If you hadn’t heard of the story of Steve Zakuani, it’s definitely one to read up on. For those that didn’t know, while playing a MLS game against the Colorado Rapids, Zakuani took a horrific tackle from Brian Mullan. As a result, Zakuani suffered a broken tibia and fibula. However, after several surgeries, rehabilitation, and some reserve games, he finally made his return to the field. The Sounders wrote an article that you can read about here.
His return obviously was definitely a heart-warming event. It looked as though he could have been gone from the game for longer (I’ve seen two other tackles from Arsenal players that were pretty savage that put them out of the game for quite a while too, Eduardo and Aaron Ramsey). But he finally made his return. But what impressed me wasn’t just the return itself, but what happened afterwards. He met with Brian Mullen at the end of the game, shared a hug and exchanged shirts.

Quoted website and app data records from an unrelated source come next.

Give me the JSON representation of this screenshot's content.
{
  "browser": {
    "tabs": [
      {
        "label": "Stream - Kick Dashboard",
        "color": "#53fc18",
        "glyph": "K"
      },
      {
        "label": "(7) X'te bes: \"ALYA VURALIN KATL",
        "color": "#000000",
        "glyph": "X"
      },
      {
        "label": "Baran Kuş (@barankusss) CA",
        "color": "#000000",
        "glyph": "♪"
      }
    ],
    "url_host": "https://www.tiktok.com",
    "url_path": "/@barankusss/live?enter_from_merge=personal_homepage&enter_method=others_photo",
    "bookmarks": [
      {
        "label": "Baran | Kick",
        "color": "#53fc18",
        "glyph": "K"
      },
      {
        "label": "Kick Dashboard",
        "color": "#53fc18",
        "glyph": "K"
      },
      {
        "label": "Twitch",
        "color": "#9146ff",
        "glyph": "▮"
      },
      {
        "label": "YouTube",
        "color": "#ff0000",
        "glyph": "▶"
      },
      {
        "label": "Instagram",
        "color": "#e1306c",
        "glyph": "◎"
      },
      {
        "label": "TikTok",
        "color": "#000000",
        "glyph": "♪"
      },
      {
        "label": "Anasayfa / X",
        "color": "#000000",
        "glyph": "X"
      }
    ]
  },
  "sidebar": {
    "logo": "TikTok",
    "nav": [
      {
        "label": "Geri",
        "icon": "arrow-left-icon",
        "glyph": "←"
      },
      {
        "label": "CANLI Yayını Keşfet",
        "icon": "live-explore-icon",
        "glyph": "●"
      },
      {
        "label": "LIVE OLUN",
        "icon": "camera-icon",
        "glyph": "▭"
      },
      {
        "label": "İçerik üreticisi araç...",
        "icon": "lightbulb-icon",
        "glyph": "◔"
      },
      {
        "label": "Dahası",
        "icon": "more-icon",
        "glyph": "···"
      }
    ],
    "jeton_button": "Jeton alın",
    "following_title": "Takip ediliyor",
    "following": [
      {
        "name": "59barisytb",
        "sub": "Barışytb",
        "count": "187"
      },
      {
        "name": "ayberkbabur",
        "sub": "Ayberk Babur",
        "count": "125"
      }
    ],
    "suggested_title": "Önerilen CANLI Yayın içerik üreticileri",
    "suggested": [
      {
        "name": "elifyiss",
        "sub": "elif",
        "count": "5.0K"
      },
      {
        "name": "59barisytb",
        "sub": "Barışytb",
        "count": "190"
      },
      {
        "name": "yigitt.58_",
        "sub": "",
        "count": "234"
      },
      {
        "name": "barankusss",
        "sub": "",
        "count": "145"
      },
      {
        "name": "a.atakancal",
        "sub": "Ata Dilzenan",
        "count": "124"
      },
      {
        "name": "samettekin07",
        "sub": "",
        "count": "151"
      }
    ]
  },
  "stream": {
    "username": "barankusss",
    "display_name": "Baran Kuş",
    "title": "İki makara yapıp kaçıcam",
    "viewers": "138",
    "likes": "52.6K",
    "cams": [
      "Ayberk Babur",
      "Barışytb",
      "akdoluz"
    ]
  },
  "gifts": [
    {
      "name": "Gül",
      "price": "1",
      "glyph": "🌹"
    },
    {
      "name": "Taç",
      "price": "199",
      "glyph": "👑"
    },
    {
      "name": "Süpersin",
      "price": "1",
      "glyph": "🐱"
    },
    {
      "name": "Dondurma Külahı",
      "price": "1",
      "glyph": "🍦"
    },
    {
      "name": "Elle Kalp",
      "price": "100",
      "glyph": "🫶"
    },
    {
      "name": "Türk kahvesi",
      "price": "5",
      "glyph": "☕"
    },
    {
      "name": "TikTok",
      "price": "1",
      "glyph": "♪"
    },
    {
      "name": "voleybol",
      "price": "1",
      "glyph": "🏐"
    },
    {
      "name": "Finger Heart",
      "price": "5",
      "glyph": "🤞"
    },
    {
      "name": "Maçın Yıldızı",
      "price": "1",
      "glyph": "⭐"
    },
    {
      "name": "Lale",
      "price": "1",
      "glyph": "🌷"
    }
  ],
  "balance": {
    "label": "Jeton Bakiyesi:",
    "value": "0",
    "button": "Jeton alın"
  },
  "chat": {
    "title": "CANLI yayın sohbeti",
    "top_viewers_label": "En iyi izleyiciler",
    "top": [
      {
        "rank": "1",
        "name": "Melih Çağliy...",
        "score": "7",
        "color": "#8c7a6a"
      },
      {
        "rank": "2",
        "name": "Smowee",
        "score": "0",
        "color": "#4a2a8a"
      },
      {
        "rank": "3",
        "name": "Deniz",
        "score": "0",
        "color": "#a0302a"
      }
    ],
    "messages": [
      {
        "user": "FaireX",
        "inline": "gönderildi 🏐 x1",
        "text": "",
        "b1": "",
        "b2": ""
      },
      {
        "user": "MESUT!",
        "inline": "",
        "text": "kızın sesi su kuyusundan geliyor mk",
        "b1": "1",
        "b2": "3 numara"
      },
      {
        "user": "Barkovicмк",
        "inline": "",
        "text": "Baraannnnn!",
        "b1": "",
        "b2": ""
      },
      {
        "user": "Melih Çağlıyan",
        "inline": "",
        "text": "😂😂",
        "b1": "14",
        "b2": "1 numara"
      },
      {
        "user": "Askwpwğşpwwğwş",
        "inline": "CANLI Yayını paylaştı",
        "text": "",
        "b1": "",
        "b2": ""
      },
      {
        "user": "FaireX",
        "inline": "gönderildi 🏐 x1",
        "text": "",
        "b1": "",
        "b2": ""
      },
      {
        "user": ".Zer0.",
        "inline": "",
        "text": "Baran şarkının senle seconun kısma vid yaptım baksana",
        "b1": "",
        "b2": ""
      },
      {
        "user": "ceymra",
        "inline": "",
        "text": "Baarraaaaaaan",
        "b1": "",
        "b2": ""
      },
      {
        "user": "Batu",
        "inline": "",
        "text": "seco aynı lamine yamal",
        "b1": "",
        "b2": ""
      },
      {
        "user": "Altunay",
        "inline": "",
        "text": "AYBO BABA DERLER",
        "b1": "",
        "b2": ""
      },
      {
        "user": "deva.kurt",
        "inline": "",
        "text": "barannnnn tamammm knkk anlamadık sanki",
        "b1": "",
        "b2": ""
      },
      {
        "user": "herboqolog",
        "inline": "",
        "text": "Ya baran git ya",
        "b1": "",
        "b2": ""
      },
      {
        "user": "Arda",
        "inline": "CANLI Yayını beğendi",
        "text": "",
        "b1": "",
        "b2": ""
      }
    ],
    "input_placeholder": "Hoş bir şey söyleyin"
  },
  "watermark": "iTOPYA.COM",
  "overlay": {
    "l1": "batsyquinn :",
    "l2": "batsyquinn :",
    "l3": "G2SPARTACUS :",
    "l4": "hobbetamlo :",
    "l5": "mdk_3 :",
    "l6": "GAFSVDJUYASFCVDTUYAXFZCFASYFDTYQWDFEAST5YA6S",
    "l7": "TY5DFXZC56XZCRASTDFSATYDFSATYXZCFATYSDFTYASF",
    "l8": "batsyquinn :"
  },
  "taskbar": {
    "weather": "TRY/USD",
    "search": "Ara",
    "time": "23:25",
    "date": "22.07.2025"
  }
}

I don’t think this was by any means a PR stunt because exchanging shirts is typically a gesture only shown to people that have respect for one another. You usually see that with players of the same sort of caliber or class. It could be friends too. But obviously they aren’t of the same kind of caliber. You’d think after such a tackle, they wouldn’t be considered friends or even be shown any kind of respect either… That’s why this is such a display of sportsmanship and forgiveness on the part of Zakauni. To forgive the person that could have put your career out of the picture was stunning and such an act should be applauded. This is rarely seen in sports these days.
It’s even more fascinating to me when I was reading random posts from Yahoo! Sports of people that are still saying “Mullen should be banned for life. The guy is a bastard. Get rid of him from the game.” Maybe it’s time for people to just find some closure in all this. Zakuani said he quickly forgave the guy after the accident, and remember, it was his career that was put in doubt. Why can’t everyone else do the same?
Steve Zakuani was truly a class act that day. His comeback was the story of the day, but his forgiveness really showed true character.